_Records supplied_
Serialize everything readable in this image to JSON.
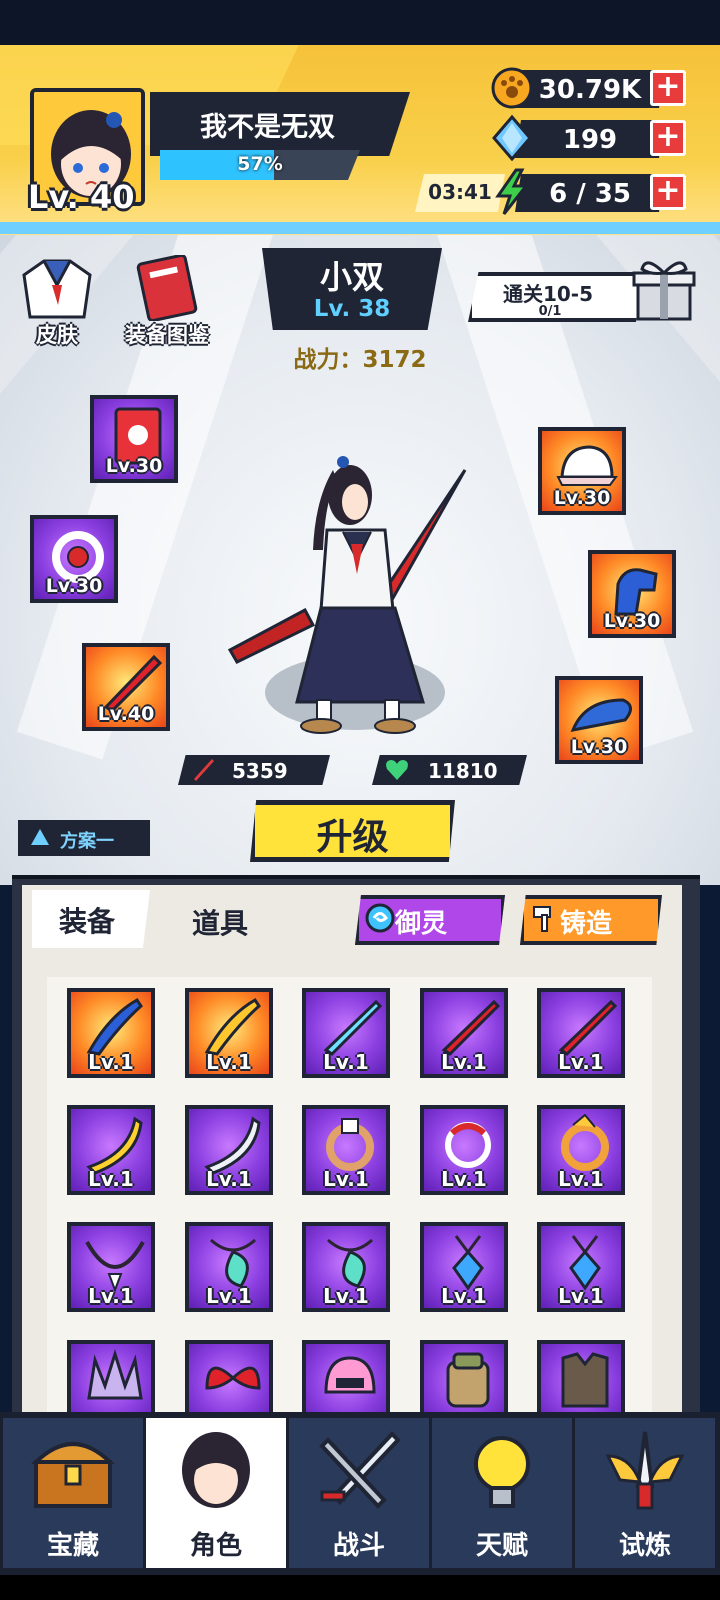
{
  "player": {
    "name": "我不是无双",
    "level": "Lv. 40",
    "xp_percent": "57%",
    "xp_fraction": 0.57
  },
  "resources": {
    "gold": "30.79K",
    "gems": "199",
    "energy_timer": "03:41",
    "energy": "6 / 35"
  },
  "side_menu": {
    "skins": "皮肤",
    "equipment_atlas": "装备图鉴"
  },
  "hero": {
    "name": "小双",
    "level": "Lv. 38",
    "power_label": "战力：",
    "power_value": "3172"
  },
  "quest": {
    "title": "通关10-5",
    "progress": "0/1"
  },
  "equipped": {
    "book": "Lv.30",
    "ring": "Lv.30",
    "weapon": "Lv.40",
    "hat": "Lv.30",
    "gloves": "Lv.30",
    "shoes": "Lv.30"
  },
  "stats": {
    "attack": "5359",
    "health": "11810"
  },
  "actions": {
    "upgrade": "升级",
    "plan": "方案一"
  },
  "inventory": {
    "tab_equipment": "装备",
    "tab_items": "道具",
    "spirit_button": "御灵",
    "forge_button": "铸造",
    "items": [
      {
        "lv": "Lv.1",
        "icon": "blade-icon",
        "rarity": "orange"
      },
      {
        "lv": "Lv.1",
        "icon": "golden-blade-icon",
        "rarity": "orange"
      },
      {
        "lv": "Lv.1",
        "icon": "laser-sword-icon",
        "rarity": "purple"
      },
      {
        "lv": "Lv.1",
        "icon": "red-sword-icon",
        "rarity": "purple"
      },
      {
        "lv": "Lv.1",
        "icon": "red-sword-icon",
        "rarity": "purple"
      },
      {
        "lv": "Lv.1",
        "icon": "banana-blade-icon",
        "rarity": "purple"
      },
      {
        "lv": "Lv.1",
        "icon": "silver-blade-icon",
        "rarity": "purple"
      },
      {
        "lv": "Lv.1",
        "icon": "ring-icon",
        "rarity": "purple"
      },
      {
        "lv": "Lv.1",
        "icon": "red-ring-icon",
        "rarity": "purple"
      },
      {
        "lv": "Lv.1",
        "icon": "dragon-ring-icon",
        "rarity": "purple"
      },
      {
        "lv": "Lv.1",
        "icon": "tooth-necklace-icon",
        "rarity": "purple"
      },
      {
        "lv": "Lv.1",
        "icon": "jade-pendant-icon",
        "rarity": "purple"
      },
      {
        "lv": "Lv.1",
        "icon": "jade-pendant-icon",
        "rarity": "purple"
      },
      {
        "lv": "Lv.1",
        "icon": "crystal-pendant-icon",
        "rarity": "purple"
      },
      {
        "lv": "Lv.1",
        "icon": "crystal-pendant-icon",
        "rarity": "purple"
      },
      {
        "lv": "",
        "icon": "spike-crown-icon",
        "rarity": "purple"
      },
      {
        "lv": "",
        "icon": "red-bow-icon",
        "rarity": "purple"
      },
      {
        "lv": "",
        "icon": "pink-helmet-icon",
        "rarity": "purple"
      },
      {
        "lv": "",
        "icon": "backpack-icon",
        "rarity": "purple"
      },
      {
        "lv": "",
        "icon": "armor-vest-icon",
        "rarity": "purple"
      }
    ]
  },
  "nav": {
    "treasure": "宝藏",
    "character": "角色",
    "battle": "战斗",
    "talent": "天赋",
    "trial": "试炼"
  },
  "colors": {
    "accent_yellow": "#f9d04a",
    "dark": "#1f2535",
    "epic_purple": "#8b3fe0",
    "legend_orange": "#ff8a26"
  }
}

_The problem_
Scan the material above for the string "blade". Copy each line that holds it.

_Result of this task_
        "icon": "blade-icon",
        "icon": "golden-blade-icon",
        "icon": "banana-blade-icon",
        "icon": "silver-blade-icon",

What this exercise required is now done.